- [WHAT TO WORK ON]:
Without the pictures, print each of the records below exactly as it appears.

- [SOURCE INFORMATION]:
◆ ◆ ◆ ◆
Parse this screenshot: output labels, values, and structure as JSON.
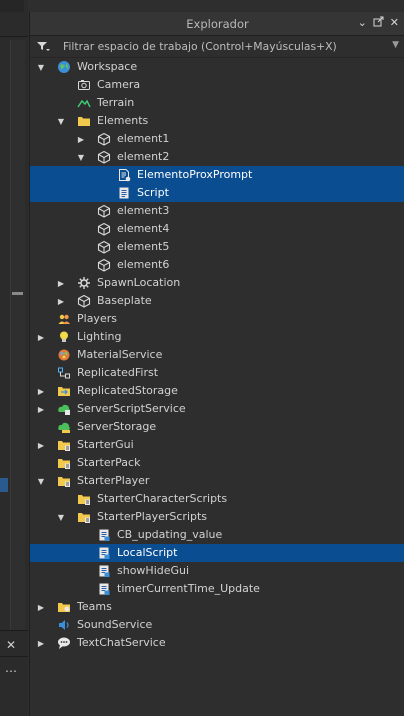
{
  "window": {
    "title": "Explorador"
  },
  "filter": {
    "placeholder": "Filtrar espacio de trabajo (Control+Mayúsculas+X)"
  },
  "tree": [
    {
      "label": "Workspace",
      "depth": 0,
      "arrow": "down",
      "icon": "globe-icon"
    },
    {
      "label": "Camera",
      "depth": 1,
      "arrow": "none",
      "icon": "camera-icon"
    },
    {
      "label": "Terrain",
      "depth": 1,
      "arrow": "none",
      "icon": "terrain-icon"
    },
    {
      "label": "Elements",
      "depth": 1,
      "arrow": "down",
      "icon": "folder-icon"
    },
    {
      "label": "element1",
      "depth": 2,
      "arrow": "right",
      "icon": "model-icon"
    },
    {
      "label": "element2",
      "depth": 2,
      "arrow": "down",
      "icon": "model-icon"
    },
    {
      "label": "ElementoProxPrompt",
      "depth": 3,
      "arrow": "none",
      "icon": "module-script-icon",
      "selected": true
    },
    {
      "label": "Script",
      "depth": 3,
      "arrow": "none",
      "icon": "script-icon",
      "selected": true
    },
    {
      "label": "element3",
      "depth": 2,
      "arrow": "none",
      "icon": "model-icon"
    },
    {
      "label": "element4",
      "depth": 2,
      "arrow": "none",
      "icon": "model-icon"
    },
    {
      "label": "element5",
      "depth": 2,
      "arrow": "none",
      "icon": "model-icon"
    },
    {
      "label": "element6",
      "depth": 2,
      "arrow": "none",
      "icon": "model-icon"
    },
    {
      "label": "SpawnLocation",
      "depth": 1,
      "arrow": "right",
      "icon": "spawn-icon"
    },
    {
      "label": "Baseplate",
      "depth": 1,
      "arrow": "right",
      "icon": "model-icon"
    },
    {
      "label": "Players",
      "depth": 0,
      "arrow": "none",
      "icon": "players-icon"
    },
    {
      "label": "Lighting",
      "depth": 0,
      "arrow": "right",
      "icon": "lightbulb-icon"
    },
    {
      "label": "MaterialService",
      "depth": 0,
      "arrow": "none",
      "icon": "material-service-icon"
    },
    {
      "label": "ReplicatedFirst",
      "depth": 0,
      "arrow": "none",
      "icon": "replicated-first-icon"
    },
    {
      "label": "ReplicatedStorage",
      "depth": 0,
      "arrow": "right",
      "icon": "replicated-storage-icon"
    },
    {
      "label": "ServerScriptService",
      "depth": 0,
      "arrow": "right",
      "icon": "server-script-service-icon"
    },
    {
      "label": "ServerStorage",
      "depth": 0,
      "arrow": "none",
      "icon": "server-storage-icon"
    },
    {
      "label": "StarterGui",
      "depth": 0,
      "arrow": "right",
      "icon": "starter-folder-icon"
    },
    {
      "label": "StarterPack",
      "depth": 0,
      "arrow": "none",
      "icon": "starter-folder-icon"
    },
    {
      "label": "StarterPlayer",
      "depth": 0,
      "arrow": "down",
      "icon": "starter-folder-icon"
    },
    {
      "label": "StarterCharacterScripts",
      "depth": 1,
      "arrow": "none",
      "icon": "starter-folder-icon"
    },
    {
      "label": "StarterPlayerScripts",
      "depth": 1,
      "arrow": "down",
      "icon": "starter-folder-icon"
    },
    {
      "label": "CB_updating_value",
      "depth": 2,
      "arrow": "none",
      "icon": "local-script-icon"
    },
    {
      "label": "LocalScript",
      "depth": 2,
      "arrow": "none",
      "icon": "local-script-icon",
      "selected": true
    },
    {
      "label": "showHideGui",
      "depth": 2,
      "arrow": "none",
      "icon": "local-script-icon"
    },
    {
      "label": "timerCurrentTime_Update",
      "depth": 2,
      "arrow": "none",
      "icon": "local-script-icon"
    },
    {
      "label": "Teams",
      "depth": 0,
      "arrow": "right",
      "icon": "teams-icon"
    },
    {
      "label": "SoundService",
      "depth": 0,
      "arrow": "none",
      "icon": "sound-icon"
    },
    {
      "label": "TextChatService",
      "depth": 0,
      "arrow": "right",
      "icon": "chat-icon"
    }
  ],
  "colors": {
    "selection": "#0a4d91",
    "panel": "#2e2e2e",
    "folder": "#f2c94c"
  }
}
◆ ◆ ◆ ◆
- [RESPONSE TO THE EXERCISE]:
Parse this screenshot: output labels, values, and structure as JSON.
{
  "window": {
    "title": "Explorador"
  },
  "filter": {
    "placeholder": "Filtrar espacio de trabajo (Control+Mayúsculas+X)"
  },
  "tree": [
    {
      "label": "Workspace",
      "depth": 0,
      "arrow": "down",
      "icon": "globe-icon"
    },
    {
      "label": "Camera",
      "depth": 1,
      "arrow": "none",
      "icon": "camera-icon"
    },
    {
      "label": "Terrain",
      "depth": 1,
      "arrow": "none",
      "icon": "terrain-icon"
    },
    {
      "label": "Elements",
      "depth": 1,
      "arrow": "down",
      "icon": "folder-icon"
    },
    {
      "label": "element1",
      "depth": 2,
      "arrow": "right",
      "icon": "model-icon"
    },
    {
      "label": "element2",
      "depth": 2,
      "arrow": "down",
      "icon": "model-icon"
    },
    {
      "label": "ElementoProxPrompt",
      "depth": 3,
      "arrow": "none",
      "icon": "module-script-icon",
      "selected": true
    },
    {
      "label": "Script",
      "depth": 3,
      "arrow": "none",
      "icon": "script-icon",
      "selected": true
    },
    {
      "label": "element3",
      "depth": 2,
      "arrow": "none",
      "icon": "model-icon"
    },
    {
      "label": "element4",
      "depth": 2,
      "arrow": "none",
      "icon": "model-icon"
    },
    {
      "label": "element5",
      "depth": 2,
      "arrow": "none",
      "icon": "model-icon"
    },
    {
      "label": "element6",
      "depth": 2,
      "arrow": "none",
      "icon": "model-icon"
    },
    {
      "label": "SpawnLocation",
      "depth": 1,
      "arrow": "right",
      "icon": "spawn-icon"
    },
    {
      "label": "Baseplate",
      "depth": 1,
      "arrow": "right",
      "icon": "model-icon"
    },
    {
      "label": "Players",
      "depth": 0,
      "arrow": "none",
      "icon": "players-icon"
    },
    {
      "label": "Lighting",
      "depth": 0,
      "arrow": "right",
      "icon": "lightbulb-icon"
    },
    {
      "label": "MaterialService",
      "depth": 0,
      "arrow": "none",
      "icon": "material-service-icon"
    },
    {
      "label": "ReplicatedFirst",
      "depth": 0,
      "arrow": "none",
      "icon": "replicated-first-icon"
    },
    {
      "label": "ReplicatedStorage",
      "depth": 0,
      "arrow": "right",
      "icon": "replicated-storage-icon"
    },
    {
      "label": "ServerScriptService",
      "depth": 0,
      "arrow": "right",
      "icon": "server-script-service-icon"
    },
    {
      "label": "ServerStorage",
      "depth": 0,
      "arrow": "none",
      "icon": "server-storage-icon"
    },
    {
      "label": "StarterGui",
      "depth": 0,
      "arrow": "right",
      "icon": "starter-folder-icon"
    },
    {
      "label": "StarterPack",
      "depth": 0,
      "arrow": "none",
      "icon": "starter-folder-icon"
    },
    {
      "label": "StarterPlayer",
      "depth": 0,
      "arrow": "down",
      "icon": "starter-folder-icon"
    },
    {
      "label": "StarterCharacterScripts",
      "depth": 1,
      "arrow": "none",
      "icon": "starter-folder-icon"
    },
    {
      "label": "StarterPlayerScripts",
      "depth": 1,
      "arrow": "down",
      "icon": "starter-folder-icon"
    },
    {
      "label": "CB_updating_value",
      "depth": 2,
      "arrow": "none",
      "icon": "local-script-icon"
    },
    {
      "label": "LocalScript",
      "depth": 2,
      "arrow": "none",
      "icon": "local-script-icon",
      "selected": true
    },
    {
      "label": "showHideGui",
      "depth": 2,
      "arrow": "none",
      "icon": "local-script-icon"
    },
    {
      "label": "timerCurrentTime_Update",
      "depth": 2,
      "arrow": "none",
      "icon": "local-script-icon"
    },
    {
      "label": "Teams",
      "depth": 0,
      "arrow": "right",
      "icon": "teams-icon"
    },
    {
      "label": "SoundService",
      "depth": 0,
      "arrow": "none",
      "icon": "sound-icon"
    },
    {
      "label": "TextChatService",
      "depth": 0,
      "arrow": "right",
      "icon": "chat-icon"
    }
  ],
  "colors": {
    "selection": "#0a4d91",
    "panel": "#2e2e2e",
    "folder": "#f2c94c"
  }
}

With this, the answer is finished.